__Activity__. Without including any pictures, copy each entry below exactly.

__Data listing__.
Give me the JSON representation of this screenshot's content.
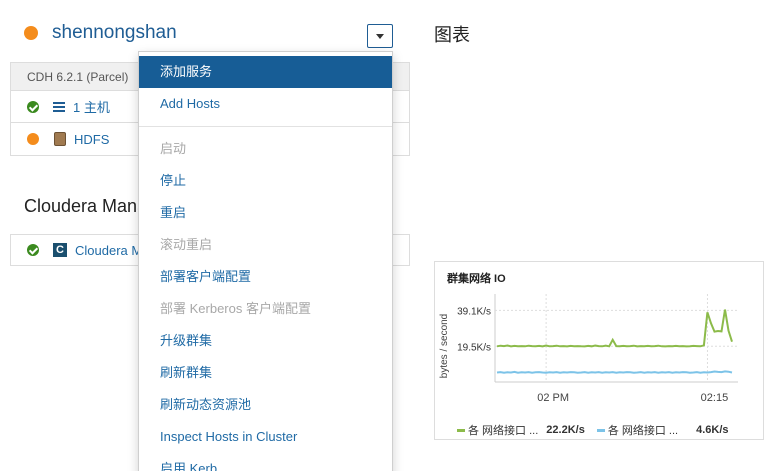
{
  "cluster": {
    "name": "shennongshan",
    "status_color": "#f48c1c",
    "version": "CDH 6.2.1 (Parcel)"
  },
  "services": [
    {
      "label": "1 主机",
      "status": "good",
      "icon": "list-icon"
    },
    {
      "label": "HDFS",
      "status": "warning",
      "icon": "hdfs-icon"
    }
  ],
  "cloudera_manager": {
    "title": "Cloudera Mana",
    "service_label": "Cloudera M",
    "icon_letter": "C"
  },
  "menu": {
    "items": [
      {
        "label": "添加服务",
        "state": "active"
      },
      {
        "label": "Add Hosts",
        "state": "enabled"
      },
      {
        "label": "启动",
        "state": "disabled"
      },
      {
        "label": "停止",
        "state": "enabled"
      },
      {
        "label": "重启",
        "state": "enabled"
      },
      {
        "label": "滚动重启",
        "state": "disabled"
      },
      {
        "label": "部署客户端配置",
        "state": "enabled"
      },
      {
        "label": "部署 Kerberos 客户端配置",
        "state": "disabled"
      },
      {
        "label": "升级群集",
        "state": "enabled"
      },
      {
        "label": "刷新群集",
        "state": "enabled"
      },
      {
        "label": "刷新动态资源池",
        "state": "enabled"
      },
      {
        "label": "Inspect Hosts in Cluster",
        "state": "enabled"
      },
      {
        "label": "启用 Kerb",
        "state": "enabled"
      }
    ]
  },
  "charts": {
    "title": "图表"
  },
  "chart_data": {
    "type": "line",
    "title": "群集网络 IO",
    "ylabel": "bytes / second",
    "y_ticks": [
      "39.1K/s",
      "19.5K/s"
    ],
    "x_ticks": [
      "02 PM",
      "02:15"
    ],
    "series": [
      {
        "name": "各 网络接口 ...",
        "total": "22.2K/s",
        "color": "#8cbb4a",
        "values": [
          19.5,
          19.8,
          19.6,
          19.9,
          19.4,
          19.7,
          19.5,
          19.6,
          19.5,
          19.8,
          19.6,
          19.5,
          19.7,
          19.4,
          19.9,
          19.5,
          19.6,
          19.8,
          19.5,
          19.6,
          19.4,
          19.7,
          19.5,
          19.6,
          19.5,
          19.4,
          19.7,
          19.5,
          19.9,
          19.6,
          19.5,
          19.8,
          19.5,
          23.0,
          19.6,
          19.5,
          19.7,
          19.5,
          19.6,
          19.8,
          19.4,
          19.6,
          19.5,
          19.7,
          19.5,
          19.6,
          19.8,
          19.5,
          19.4,
          19.6,
          19.5,
          19.7,
          19.5,
          19.6,
          19.4,
          19.5,
          19.7,
          19.6,
          19.5,
          20.0,
          38.0,
          32.0,
          27.5,
          27.8,
          27.6,
          39.5,
          28.0,
          22.0
        ]
      },
      {
        "name": "各 网络接口 ...",
        "total": "4.6K/s",
        "color": "#7cc3e8",
        "values": [
          5.2,
          5.4,
          5.1,
          5.3,
          5.2,
          5.5,
          5.1,
          5.3,
          5.2,
          5.4,
          5.1,
          5.3,
          5.4,
          5.2,
          5.1,
          5.3,
          5.2,
          5.4,
          5.1,
          5.3,
          5.2,
          5.4,
          5.3,
          5.1,
          5.2,
          5.4,
          5.1,
          5.3,
          5.2,
          5.4,
          5.1,
          5.3,
          5.2,
          5.4,
          5.1,
          5.3,
          5.2,
          5.4,
          5.3,
          5.1,
          5.2,
          5.4,
          5.1,
          5.3,
          5.2,
          5.4,
          5.1,
          5.3,
          5.2,
          5.4,
          5.1,
          5.3,
          5.2,
          5.4,
          5.3,
          5.1,
          5.2,
          5.4,
          5.1,
          5.3,
          5.2,
          5.4,
          5.7,
          5.5,
          5.4,
          5.8,
          5.6,
          5.2
        ]
      }
    ],
    "ylim": [
      0,
      48
    ],
    "grid": true,
    "legend_position": "bottom"
  }
}
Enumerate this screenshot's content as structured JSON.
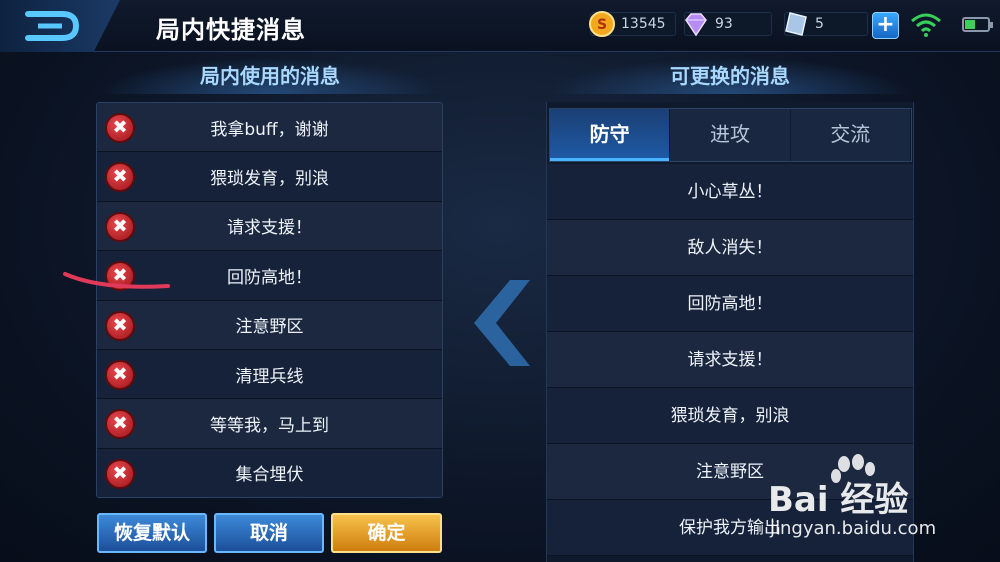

__Solution to this problem__.
Give me the JSON representation of this screenshot's content.
{
  "cluster": {
    "name": "shennongshan",
    "status_color": "#f48c1c",
    "version": "CDH 6.2.1 (Parcel)"
  },
  "services": [
    {
      "label": "1 主机",
      "status": "good",
      "icon": "list-icon"
    },
    {
      "label": "HDFS",
      "status": "warning",
      "icon": "hdfs-icon"
    }
  ],
  "cloudera_manager": {
    "title": "Cloudera Mana",
    "service_label": "Cloudera M",
    "icon_letter": "C"
  },
  "menu": {
    "items": [
      {
        "label": "添加服务",
        "state": "active"
      },
      {
        "label": "Add Hosts",
        "state": "enabled"
      },
      {
        "label": "启动",
        "state": "disabled"
      },
      {
        "label": "停止",
        "state": "enabled"
      },
      {
        "label": "重启",
        "state": "enabled"
      },
      {
        "label": "滚动重启",
        "state": "disabled"
      },
      {
        "label": "部署客户端配置",
        "state": "enabled"
      },
      {
        "label": "部署 Kerberos 客户端配置",
        "state": "disabled"
      },
      {
        "label": "升级群集",
        "state": "enabled"
      },
      {
        "label": "刷新群集",
        "state": "enabled"
      },
      {
        "label": "刷新动态资源池",
        "state": "enabled"
      },
      {
        "label": "Inspect Hosts in Cluster",
        "state": "enabled"
      },
      {
        "label": "启用 Kerb",
        "state": "enabled"
      }
    ]
  },
  "charts": {
    "title": "图表"
  },
  "chart_data": {
    "type": "line",
    "title": "群集网络 IO",
    "ylabel": "bytes / second",
    "y_ticks": [
      "39.1K/s",
      "19.5K/s"
    ],
    "x_ticks": [
      "02 PM",
      "02:15"
    ],
    "series": [
      {
        "name": "各 网络接口 ...",
        "total": "22.2K/s",
        "color": "#8cbb4a",
        "values": [
          19.5,
          19.8,
          19.6,
          19.9,
          19.4,
          19.7,
          19.5,
          19.6,
          19.5,
          19.8,
          19.6,
          19.5,
          19.7,
          19.4,
          19.9,
          19.5,
          19.6,
          19.8,
          19.5,
          19.6,
          19.4,
          19.7,
          19.5,
          19.6,
          19.5,
          19.4,
          19.7,
          19.5,
          19.9,
          19.6,
          19.5,
          19.8,
          19.5,
          23.0,
          19.6,
          19.5,
          19.7,
          19.5,
          19.6,
          19.8,
          19.4,
          19.6,
          19.5,
          19.7,
          19.5,
          19.6,
          19.8,
          19.5,
          19.4,
          19.6,
          19.5,
          19.7,
          19.5,
          19.6,
          19.4,
          19.5,
          19.7,
          19.6,
          19.5,
          20.0,
          38.0,
          32.0,
          27.5,
          27.8,
          27.6,
          39.5,
          28.0,
          22.0
        ]
      },
      {
        "name": "各 网络接口 ...",
        "total": "4.6K/s",
        "color": "#7cc3e8",
        "values": [
          5.2,
          5.4,
          5.1,
          5.3,
          5.2,
          5.5,
          5.1,
          5.3,
          5.2,
          5.4,
          5.1,
          5.3,
          5.4,
          5.2,
          5.1,
          5.3,
          5.2,
          5.4,
          5.1,
          5.3,
          5.2,
          5.4,
          5.3,
          5.1,
          5.2,
          5.4,
          5.1,
          5.3,
          5.2,
          5.4,
          5.1,
          5.3,
          5.2,
          5.4,
          5.1,
          5.3,
          5.2,
          5.4,
          5.3,
          5.1,
          5.2,
          5.4,
          5.1,
          5.3,
          5.2,
          5.4,
          5.1,
          5.3,
          5.2,
          5.4,
          5.1,
          5.3,
          5.2,
          5.4,
          5.3,
          5.1,
          5.2,
          5.4,
          5.1,
          5.3,
          5.2,
          5.4,
          5.7,
          5.5,
          5.4,
          5.8,
          5.6,
          5.2
        ]
      }
    ],
    "ylim": [
      0,
      48
    ],
    "grid": true,
    "legend_position": "bottom"
  }
}
Enumerate this screenshot's content as structured JSON.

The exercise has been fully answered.